**What the task requires:**
All records below must be retyped exactly.

**Data shown:**
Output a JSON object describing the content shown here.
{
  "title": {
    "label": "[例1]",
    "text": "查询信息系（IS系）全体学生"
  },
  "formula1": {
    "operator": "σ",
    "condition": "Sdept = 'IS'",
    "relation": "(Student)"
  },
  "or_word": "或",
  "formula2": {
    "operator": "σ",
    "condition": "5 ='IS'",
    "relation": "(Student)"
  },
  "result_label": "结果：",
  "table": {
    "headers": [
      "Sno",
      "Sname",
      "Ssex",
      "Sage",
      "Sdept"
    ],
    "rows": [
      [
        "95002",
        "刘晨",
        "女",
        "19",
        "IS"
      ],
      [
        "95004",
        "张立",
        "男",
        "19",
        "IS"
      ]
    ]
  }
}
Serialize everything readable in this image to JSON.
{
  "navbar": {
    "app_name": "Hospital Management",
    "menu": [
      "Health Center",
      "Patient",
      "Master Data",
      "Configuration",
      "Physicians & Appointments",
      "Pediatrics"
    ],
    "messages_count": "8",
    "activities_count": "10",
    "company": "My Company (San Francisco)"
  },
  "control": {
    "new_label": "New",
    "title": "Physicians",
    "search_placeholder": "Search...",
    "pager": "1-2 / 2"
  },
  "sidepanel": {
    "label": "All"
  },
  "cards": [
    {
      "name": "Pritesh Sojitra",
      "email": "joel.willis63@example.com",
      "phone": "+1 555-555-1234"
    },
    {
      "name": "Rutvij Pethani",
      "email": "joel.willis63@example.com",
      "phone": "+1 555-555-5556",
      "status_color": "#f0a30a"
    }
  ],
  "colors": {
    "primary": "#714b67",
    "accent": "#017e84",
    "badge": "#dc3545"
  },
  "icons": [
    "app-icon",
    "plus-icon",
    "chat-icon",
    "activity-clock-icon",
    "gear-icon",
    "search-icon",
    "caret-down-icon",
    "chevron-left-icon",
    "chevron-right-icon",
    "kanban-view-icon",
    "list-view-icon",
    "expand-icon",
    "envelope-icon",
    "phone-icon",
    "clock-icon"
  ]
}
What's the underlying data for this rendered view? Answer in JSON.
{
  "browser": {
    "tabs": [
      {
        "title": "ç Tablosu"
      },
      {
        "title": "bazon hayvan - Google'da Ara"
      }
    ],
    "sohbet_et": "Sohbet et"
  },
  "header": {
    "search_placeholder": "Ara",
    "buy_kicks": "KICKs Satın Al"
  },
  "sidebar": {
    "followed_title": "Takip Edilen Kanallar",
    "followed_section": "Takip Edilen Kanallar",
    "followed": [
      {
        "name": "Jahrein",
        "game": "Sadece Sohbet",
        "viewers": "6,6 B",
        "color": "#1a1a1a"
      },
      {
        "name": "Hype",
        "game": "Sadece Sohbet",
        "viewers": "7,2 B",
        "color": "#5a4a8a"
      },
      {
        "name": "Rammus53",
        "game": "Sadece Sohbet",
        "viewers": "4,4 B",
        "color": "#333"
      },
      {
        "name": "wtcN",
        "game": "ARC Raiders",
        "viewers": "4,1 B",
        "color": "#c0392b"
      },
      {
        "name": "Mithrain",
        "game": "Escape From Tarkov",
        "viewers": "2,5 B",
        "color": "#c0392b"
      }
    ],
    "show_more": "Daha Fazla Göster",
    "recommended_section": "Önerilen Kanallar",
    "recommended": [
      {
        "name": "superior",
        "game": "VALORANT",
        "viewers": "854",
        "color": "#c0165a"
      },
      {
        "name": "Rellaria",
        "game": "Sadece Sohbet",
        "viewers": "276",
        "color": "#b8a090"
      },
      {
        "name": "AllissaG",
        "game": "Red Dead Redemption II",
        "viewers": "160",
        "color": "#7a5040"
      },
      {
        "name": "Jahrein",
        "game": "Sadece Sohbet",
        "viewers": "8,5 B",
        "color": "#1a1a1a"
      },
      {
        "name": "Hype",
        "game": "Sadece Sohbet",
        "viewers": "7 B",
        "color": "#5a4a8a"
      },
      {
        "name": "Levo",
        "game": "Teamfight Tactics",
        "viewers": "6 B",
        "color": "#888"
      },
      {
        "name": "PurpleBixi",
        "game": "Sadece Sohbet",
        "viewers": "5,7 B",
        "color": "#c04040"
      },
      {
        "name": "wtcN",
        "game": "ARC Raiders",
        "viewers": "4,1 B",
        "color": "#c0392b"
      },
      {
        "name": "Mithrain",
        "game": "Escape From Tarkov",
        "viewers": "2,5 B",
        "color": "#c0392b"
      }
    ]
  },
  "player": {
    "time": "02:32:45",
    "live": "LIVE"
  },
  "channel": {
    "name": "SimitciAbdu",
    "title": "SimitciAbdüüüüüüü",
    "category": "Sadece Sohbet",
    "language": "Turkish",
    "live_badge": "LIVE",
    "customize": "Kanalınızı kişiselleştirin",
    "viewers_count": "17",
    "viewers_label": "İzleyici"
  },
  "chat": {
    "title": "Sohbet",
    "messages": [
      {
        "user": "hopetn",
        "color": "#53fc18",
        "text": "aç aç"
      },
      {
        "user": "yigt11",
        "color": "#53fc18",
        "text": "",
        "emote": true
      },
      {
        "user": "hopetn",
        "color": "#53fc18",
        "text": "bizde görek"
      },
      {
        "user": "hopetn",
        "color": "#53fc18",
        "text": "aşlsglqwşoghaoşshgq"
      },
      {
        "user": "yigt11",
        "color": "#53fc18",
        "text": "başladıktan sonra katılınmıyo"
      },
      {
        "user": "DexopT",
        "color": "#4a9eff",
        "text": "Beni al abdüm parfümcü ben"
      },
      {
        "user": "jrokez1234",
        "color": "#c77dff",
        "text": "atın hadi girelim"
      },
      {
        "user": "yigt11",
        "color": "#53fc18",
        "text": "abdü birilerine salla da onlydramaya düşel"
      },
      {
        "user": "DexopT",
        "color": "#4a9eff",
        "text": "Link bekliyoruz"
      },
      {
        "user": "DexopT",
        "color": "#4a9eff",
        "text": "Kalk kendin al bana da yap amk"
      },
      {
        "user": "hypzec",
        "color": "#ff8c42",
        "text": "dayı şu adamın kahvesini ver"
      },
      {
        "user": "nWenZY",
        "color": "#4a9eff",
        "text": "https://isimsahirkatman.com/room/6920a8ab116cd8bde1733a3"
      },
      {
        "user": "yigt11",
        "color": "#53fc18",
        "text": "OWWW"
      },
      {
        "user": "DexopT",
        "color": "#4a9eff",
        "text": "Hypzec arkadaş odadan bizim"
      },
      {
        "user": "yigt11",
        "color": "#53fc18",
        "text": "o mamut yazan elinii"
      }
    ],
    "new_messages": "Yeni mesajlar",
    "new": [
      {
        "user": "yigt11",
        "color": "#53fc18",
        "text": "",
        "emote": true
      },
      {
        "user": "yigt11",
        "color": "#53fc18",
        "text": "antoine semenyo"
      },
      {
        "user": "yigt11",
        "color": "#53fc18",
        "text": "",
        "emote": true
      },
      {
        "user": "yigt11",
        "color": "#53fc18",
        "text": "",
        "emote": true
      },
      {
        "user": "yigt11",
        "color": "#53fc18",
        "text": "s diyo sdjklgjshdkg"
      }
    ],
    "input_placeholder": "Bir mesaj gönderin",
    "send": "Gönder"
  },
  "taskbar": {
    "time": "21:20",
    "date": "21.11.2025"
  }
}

**Answer for the task:**
Output a JSON object describing the content shown here.
{
  "title": {
    "label": "[例1]",
    "text": "查询信息系（IS系）全体学生"
  },
  "formula1": {
    "operator": "σ",
    "condition": "Sdept = 'IS'",
    "relation": "(Student)"
  },
  "or_word": "或",
  "formula2": {
    "operator": "σ",
    "condition": "5 ='IS'",
    "relation": "(Student)"
  },
  "result_label": "结果：",
  "table": {
    "headers": [
      "Sno",
      "Sname",
      "Ssex",
      "Sage",
      "Sdept"
    ],
    "rows": [
      [
        "95002",
        "刘晨",
        "女",
        "19",
        "IS"
      ],
      [
        "95004",
        "张立",
        "男",
        "19",
        "IS"
      ]
    ]
  }
}
Serialize everything readable in this image to JSON.
{
  "navbar": {
    "app_name": "Hospital Management",
    "menu": [
      "Health Center",
      "Patient",
      "Master Data",
      "Configuration",
      "Physicians & Appointments",
      "Pediatrics"
    ],
    "messages_count": "8",
    "activities_count": "10",
    "company": "My Company (San Francisco)"
  },
  "control": {
    "new_label": "New",
    "title": "Physicians",
    "search_placeholder": "Search...",
    "pager": "1-2 / 2"
  },
  "sidepanel": {
    "label": "All"
  },
  "cards": [
    {
      "name": "Pritesh Sojitra",
      "email": "joel.willis63@example.com",
      "phone": "+1 555-555-1234"
    },
    {
      "name": "Rutvij Pethani",
      "email": "joel.willis63@example.com",
      "phone": "+1 555-555-5556",
      "status_color": "#f0a30a"
    }
  ],
  "colors": {
    "primary": "#714b67",
    "accent": "#017e84",
    "badge": "#dc3545"
  },
  "icons": [
    "app-icon",
    "plus-icon",
    "chat-icon",
    "activity-clock-icon",
    "gear-icon",
    "search-icon",
    "caret-down-icon",
    "chevron-left-icon",
    "chevron-right-icon",
    "kanban-view-icon",
    "list-view-icon",
    "expand-icon",
    "envelope-icon",
    "phone-icon",
    "clock-icon"
  ]
}
What's the underlying data for this rendered view? Answer in JSON.
{
  "browser": {
    "tabs": [
      {
        "title": "ç Tablosu"
      },
      {
        "title": "bazon hayvan - Google'da Ara"
      }
    ],
    "sohbet_et": "Sohbet et"
  },
  "header": {
    "search_placeholder": "Ara",
    "buy_kicks": "KICKs Satın Al"
  },
  "sidebar": {
    "followed_title": "Takip Edilen Kanallar",
    "followed_section": "Takip Edilen Kanallar",
    "followed": [
      {
        "name": "Jahrein",
        "game": "Sadece Sohbet",
        "viewers": "6,6 B",
        "color": "#1a1a1a"
      },
      {
        "name": "Hype",
        "game": "Sadece Sohbet",
        "viewers": "7,2 B",
        "color": "#5a4a8a"
      },
      {
        "name": "Rammus53",
        "game": "Sadece Sohbet",
        "viewers": "4,4 B",
        "color": "#333"
      },
      {
        "name": "wtcN",
        "game": "ARC Raiders",
        "viewers": "4,1 B",
        "color": "#c0392b"
      },
      {
        "name": "Mithrain",
        "game": "Escape From Tarkov",
        "viewers": "2,5 B",
        "color": "#c0392b"
      }
    ],
    "show_more": "Daha Fazla Göster",
    "recommended_section": "Önerilen Kanallar",
    "recommended": [
      {
        "name": "superior",
        "game": "VALORANT",
        "viewers": "854",
        "color": "#c0165a"
      },
      {
        "name": "Rellaria",
        "game": "Sadece Sohbet",
        "viewers": "276",
        "color": "#b8a090"
      },
      {
        "name": "AllissaG",
        "game": "Red Dead Redemption II",
        "viewers": "160",
        "color": "#7a5040"
      },
      {
        "name": "Jahrein",
        "game": "Sadece Sohbet",
        "viewers": "8,5 B",
        "color": "#1a1a1a"
      },
      {
        "name": "Hype",
        "game": "Sadece Sohbet",
        "viewers": "7 B",
        "color": "#5a4a8a"
      },
      {
        "name": "Levo",
        "game": "Teamfight Tactics",
        "viewers": "6 B",
        "color": "#888"
      },
      {
        "name": "PurpleBixi",
        "game": "Sadece Sohbet",
        "viewers": "5,7 B",
        "color": "#c04040"
      },
      {
        "name": "wtcN",
        "game": "ARC Raiders",
        "viewers": "4,1 B",
        "color": "#c0392b"
      },
      {
        "name": "Mithrain",
        "game": "Escape From Tarkov",
        "viewers": "2,5 B",
        "color": "#c0392b"
      }
    ]
  },
  "player": {
    "time": "02:32:45",
    "live": "LIVE"
  },
  "channel": {
    "name": "SimitciAbdu",
    "title": "SimitciAbdüüüüüüü",
    "category": "Sadece Sohbet",
    "language": "Turkish",
    "live_badge": "LIVE",
    "customize": "Kanalınızı kişiselleştirin",
    "viewers_count": "17",
    "viewers_label": "İzleyici"
  },
  "chat": {
    "title": "Sohbet",
    "messages": [
      {
        "user": "hopetn",
        "color": "#53fc18",
        "text": "aç aç"
      },
      {
        "user": "yigt11",
        "color": "#53fc18",
        "text": "",
        "emote": true
      },
      {
        "user": "hopetn",
        "color": "#53fc18",
        "text": "bizde görek"
      },
      {
        "user": "hopetn",
        "color": "#53fc18",
        "text": "aşlsglqwşoghaoşshgq"
      },
      {
        "user": "yigt11",
        "color": "#53fc18",
        "text": "başladıktan sonra katılınmıyo"
      },
      {
        "user": "DexopT",
        "color": "#4a9eff",
        "text": "Beni al abdüm parfümcü ben"
      },
      {
        "user": "jrokez1234",
        "color": "#c77dff",
        "text": "atın hadi girelim"
      },
      {
        "user": "yigt11",
        "color": "#53fc18",
        "text": "abdü birilerine salla da onlydramaya düşel"
      },
      {
        "user": "DexopT",
        "color": "#4a9eff",
        "text": "Link bekliyoruz"
      },
      {
        "user": "DexopT",
        "color": "#4a9eff",
        "text": "Kalk kendin al bana da yap amk"
      },
      {
        "user": "hypzec",
        "color": "#ff8c42",
        "text": "dayı şu adamın kahvesini ver"
      },
      {
        "user": "nWenZY",
        "color": "#4a9eff",
        "text": "https://isimsahirkatman.com/room/6920a8ab116cd8bde1733a3"
      },
      {
        "user": "yigt11",
        "color": "#53fc18",
        "text": "OWWW"
      },
      {
        "user": "DexopT",
        "color": "#4a9eff",
        "text": "Hypzec arkadaş odadan bizim"
      },
      {
        "user": "yigt11",
        "color": "#53fc18",
        "text": "o mamut yazan elinii"
      }
    ],
    "new_messages": "Yeni mesajlar",
    "new": [
      {
        "user": "yigt11",
        "color": "#53fc18",
        "text": "",
        "emote": true
      },
      {
        "user": "yigt11",
        "color": "#53fc18",
        "text": "antoine semenyo"
      },
      {
        "user": "yigt11",
        "color": "#53fc18",
        "text": "",
        "emote": true
      },
      {
        "user": "yigt11",
        "color": "#53fc18",
        "text": "",
        "emote": true
      },
      {
        "user": "yigt11",
        "color": "#53fc18",
        "text": "s diyo sdjklgjshdkg"
      }
    ],
    "input_placeholder": "Bir mesaj gönderin",
    "send": "Gönder"
  },
  "taskbar": {
    "time": "21:20",
    "date": "21.11.2025"
  }
}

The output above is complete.